ACTIVITY.
Without including any pictures, return the records below exactly as written.

SUPPLIED RECORDS.
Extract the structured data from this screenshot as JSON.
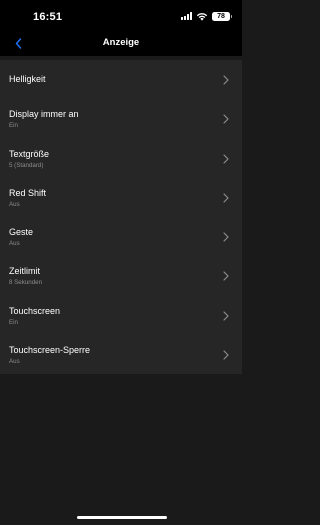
{
  "status_bar": {
    "time": "16:51",
    "battery": "78"
  },
  "header": {
    "title": "Anzeige",
    "back_icon": "chevron-left-icon",
    "accent_color": "#1f6ff2"
  },
  "items": [
    {
      "title": "Helligkeit",
      "subtitle": ""
    },
    {
      "title": "Display immer an",
      "subtitle": "Ein"
    },
    {
      "title": "Textgröße",
      "subtitle": "5 (Standard)"
    },
    {
      "title": "Red Shift",
      "subtitle": "Aus"
    },
    {
      "title": "Geste",
      "subtitle": "Aus"
    },
    {
      "title": "Zeitlimit",
      "subtitle": "8 Sekunden"
    },
    {
      "title": "Touchscreen",
      "subtitle": "Ein"
    },
    {
      "title": "Touchscreen-Sperre",
      "subtitle": "Aus"
    }
  ],
  "item_icon": "chevron-right-icon"
}
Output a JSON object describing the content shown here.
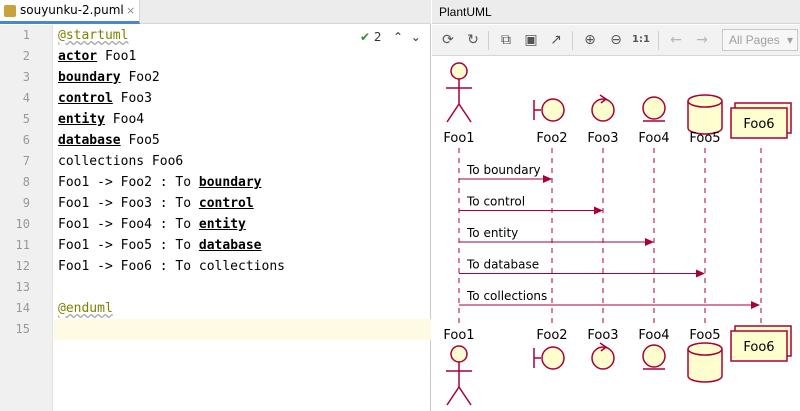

SOLUTION FOR THIS PROBLEM.
Extract the structured data from this screenshot as JSON.
{
  "status_bar": {
    "time": "16:51",
    "battery": "78"
  },
  "header": {
    "title": "Anzeige",
    "back_icon": "chevron-left-icon",
    "accent_color": "#1f6ff2"
  },
  "items": [
    {
      "title": "Helligkeit",
      "subtitle": ""
    },
    {
      "title": "Display immer an",
      "subtitle": "Ein"
    },
    {
      "title": "Textgröße",
      "subtitle": "5 (Standard)"
    },
    {
      "title": "Red Shift",
      "subtitle": "Aus"
    },
    {
      "title": "Geste",
      "subtitle": "Aus"
    },
    {
      "title": "Zeitlimit",
      "subtitle": "8 Sekunden"
    },
    {
      "title": "Touchscreen",
      "subtitle": "Ein"
    },
    {
      "title": "Touchscreen-Sperre",
      "subtitle": "Aus"
    }
  ],
  "item_icon": "chevron-right-icon"
}
Output a JSON object describing the content shown here.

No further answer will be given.